▶ _Problem requirements_
Report the number of lines in the data below where the string "community" shows up, and only that number.

━━━ Dataset extract

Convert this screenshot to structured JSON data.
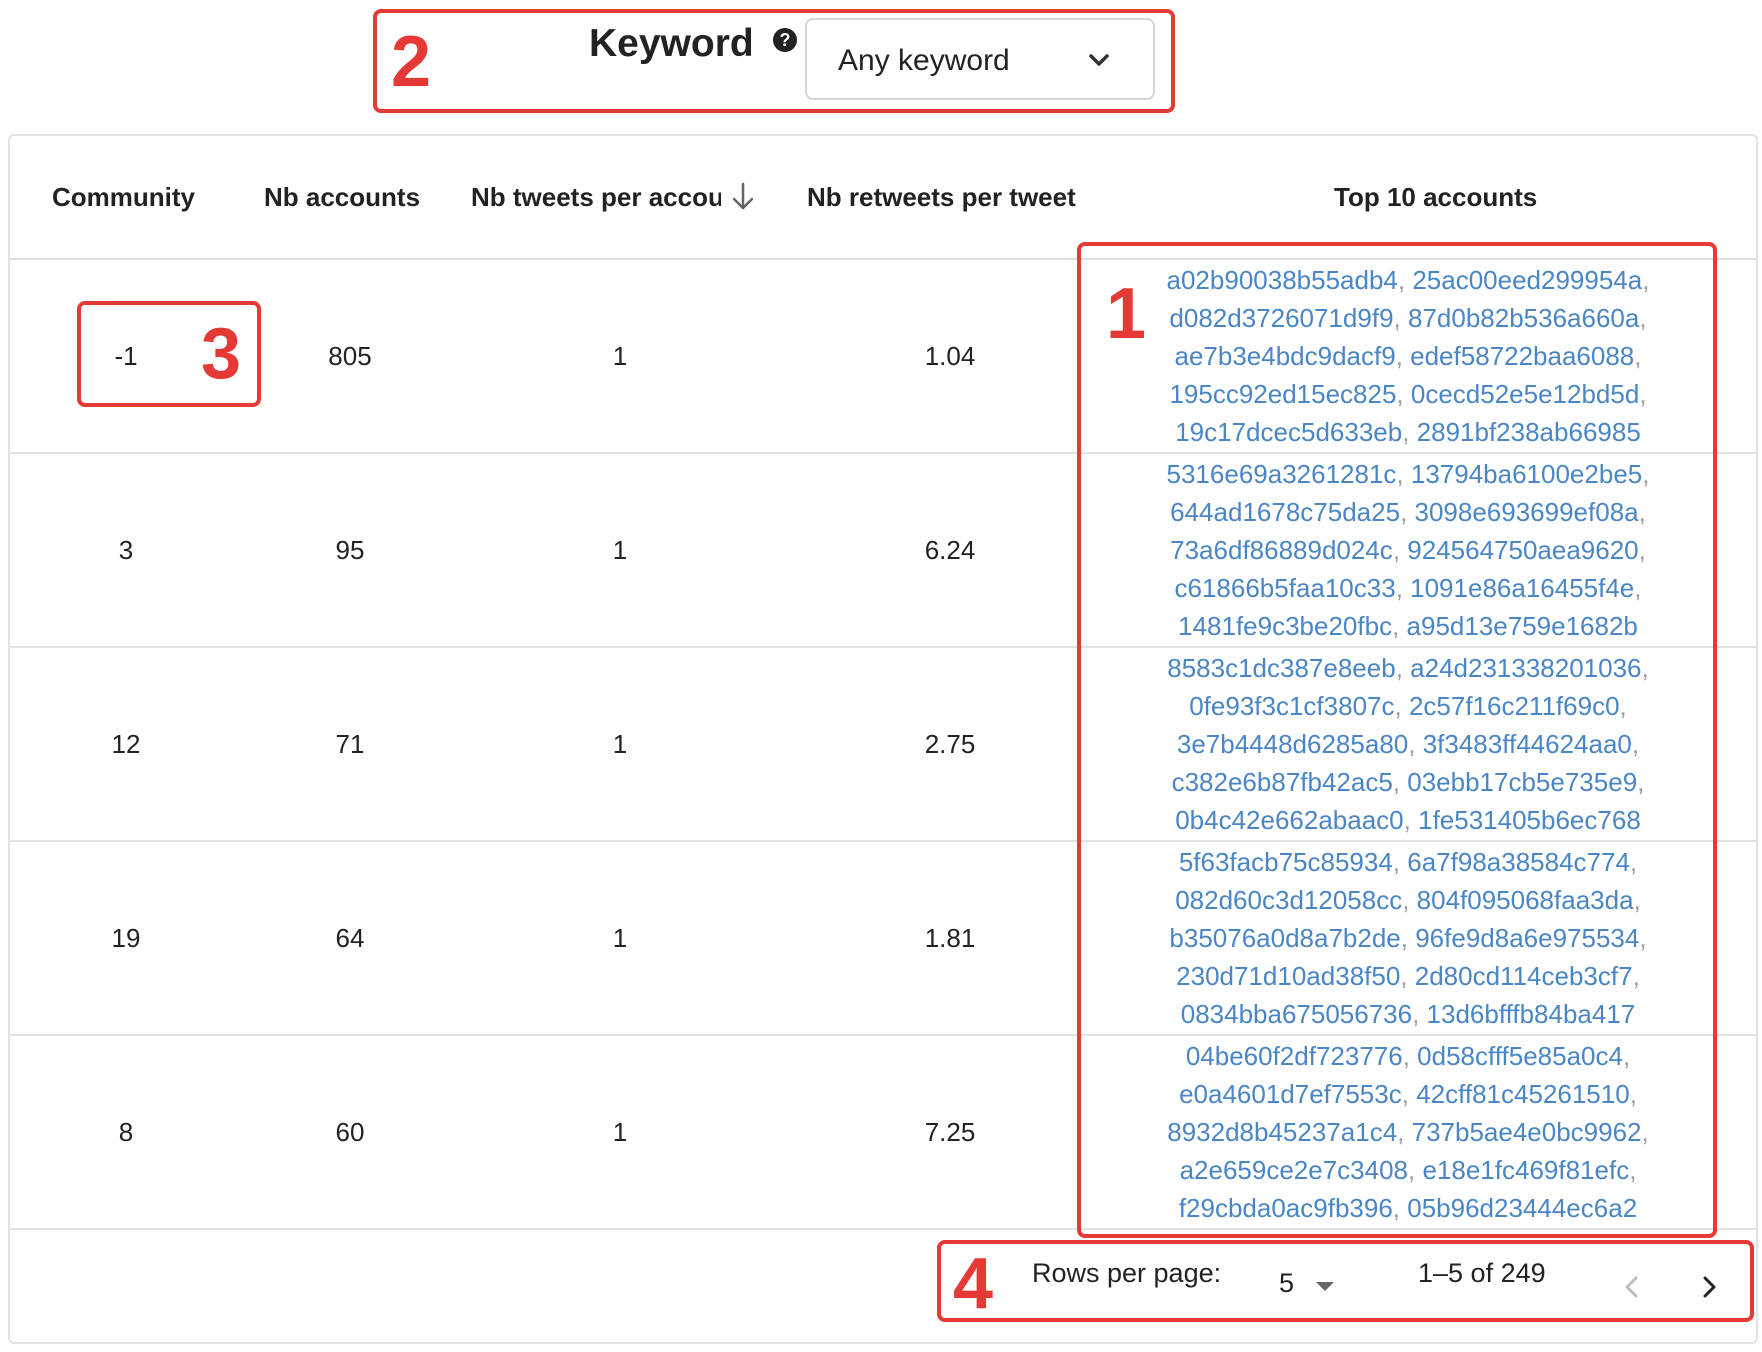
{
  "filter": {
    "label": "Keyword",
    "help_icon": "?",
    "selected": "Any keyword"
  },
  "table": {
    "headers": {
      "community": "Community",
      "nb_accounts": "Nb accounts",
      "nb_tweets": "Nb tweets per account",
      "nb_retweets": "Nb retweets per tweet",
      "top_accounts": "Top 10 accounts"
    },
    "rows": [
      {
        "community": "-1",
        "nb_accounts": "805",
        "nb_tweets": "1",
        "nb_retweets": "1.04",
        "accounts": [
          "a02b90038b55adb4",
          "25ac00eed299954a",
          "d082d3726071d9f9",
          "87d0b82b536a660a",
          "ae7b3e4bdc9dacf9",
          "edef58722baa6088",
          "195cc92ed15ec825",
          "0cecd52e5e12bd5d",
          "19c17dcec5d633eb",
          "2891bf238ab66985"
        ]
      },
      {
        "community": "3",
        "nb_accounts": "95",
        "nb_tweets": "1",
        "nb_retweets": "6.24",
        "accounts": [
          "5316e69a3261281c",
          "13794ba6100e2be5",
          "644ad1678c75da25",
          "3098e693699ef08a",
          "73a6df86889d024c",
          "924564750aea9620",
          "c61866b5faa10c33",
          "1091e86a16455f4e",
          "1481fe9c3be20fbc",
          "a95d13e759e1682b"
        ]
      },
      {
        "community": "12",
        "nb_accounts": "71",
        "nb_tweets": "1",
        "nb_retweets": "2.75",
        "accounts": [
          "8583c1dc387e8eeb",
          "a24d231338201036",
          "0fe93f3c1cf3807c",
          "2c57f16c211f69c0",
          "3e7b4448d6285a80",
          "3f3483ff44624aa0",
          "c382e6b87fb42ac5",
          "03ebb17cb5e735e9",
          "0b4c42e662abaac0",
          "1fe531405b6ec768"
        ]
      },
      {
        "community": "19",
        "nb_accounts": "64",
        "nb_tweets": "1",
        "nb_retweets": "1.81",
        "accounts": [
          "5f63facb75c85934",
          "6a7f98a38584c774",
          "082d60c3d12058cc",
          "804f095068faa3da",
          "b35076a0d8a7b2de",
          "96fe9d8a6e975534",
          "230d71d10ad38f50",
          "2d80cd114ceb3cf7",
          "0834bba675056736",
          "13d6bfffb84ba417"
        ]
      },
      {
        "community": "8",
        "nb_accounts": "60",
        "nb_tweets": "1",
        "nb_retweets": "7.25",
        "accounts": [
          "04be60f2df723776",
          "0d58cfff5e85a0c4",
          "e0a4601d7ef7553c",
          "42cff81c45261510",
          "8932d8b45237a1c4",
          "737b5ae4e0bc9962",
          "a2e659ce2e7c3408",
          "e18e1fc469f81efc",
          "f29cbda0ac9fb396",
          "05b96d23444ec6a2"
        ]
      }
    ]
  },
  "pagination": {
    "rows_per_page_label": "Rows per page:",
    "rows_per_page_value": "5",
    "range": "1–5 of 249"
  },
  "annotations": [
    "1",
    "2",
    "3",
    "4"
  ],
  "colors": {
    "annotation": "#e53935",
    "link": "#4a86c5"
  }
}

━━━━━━
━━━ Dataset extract

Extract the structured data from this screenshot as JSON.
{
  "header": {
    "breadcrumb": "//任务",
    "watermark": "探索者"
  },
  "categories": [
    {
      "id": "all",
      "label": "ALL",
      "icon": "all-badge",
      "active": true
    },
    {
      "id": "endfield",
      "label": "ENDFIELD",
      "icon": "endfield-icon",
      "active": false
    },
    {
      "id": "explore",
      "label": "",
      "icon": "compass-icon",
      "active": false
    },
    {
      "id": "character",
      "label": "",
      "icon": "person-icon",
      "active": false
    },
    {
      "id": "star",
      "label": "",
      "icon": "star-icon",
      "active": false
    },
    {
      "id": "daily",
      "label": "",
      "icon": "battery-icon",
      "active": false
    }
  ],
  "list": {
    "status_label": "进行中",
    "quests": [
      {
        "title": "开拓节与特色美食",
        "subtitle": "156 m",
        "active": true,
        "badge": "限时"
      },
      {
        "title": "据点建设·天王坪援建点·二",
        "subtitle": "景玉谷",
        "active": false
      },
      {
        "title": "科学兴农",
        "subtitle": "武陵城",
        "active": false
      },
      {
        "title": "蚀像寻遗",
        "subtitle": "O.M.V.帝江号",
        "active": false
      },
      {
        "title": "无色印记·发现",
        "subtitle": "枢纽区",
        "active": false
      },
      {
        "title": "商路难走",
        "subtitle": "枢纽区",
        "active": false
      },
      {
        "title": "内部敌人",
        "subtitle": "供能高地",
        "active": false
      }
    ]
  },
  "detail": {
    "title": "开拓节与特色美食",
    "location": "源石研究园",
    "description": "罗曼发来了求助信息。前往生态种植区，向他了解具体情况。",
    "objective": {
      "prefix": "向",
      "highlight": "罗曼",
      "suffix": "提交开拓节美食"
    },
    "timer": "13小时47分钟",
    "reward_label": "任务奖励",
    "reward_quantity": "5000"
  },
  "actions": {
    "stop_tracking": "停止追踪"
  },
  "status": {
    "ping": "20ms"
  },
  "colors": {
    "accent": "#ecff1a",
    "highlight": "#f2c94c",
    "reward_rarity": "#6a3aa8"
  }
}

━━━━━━

▶ _Answer to this problem_
6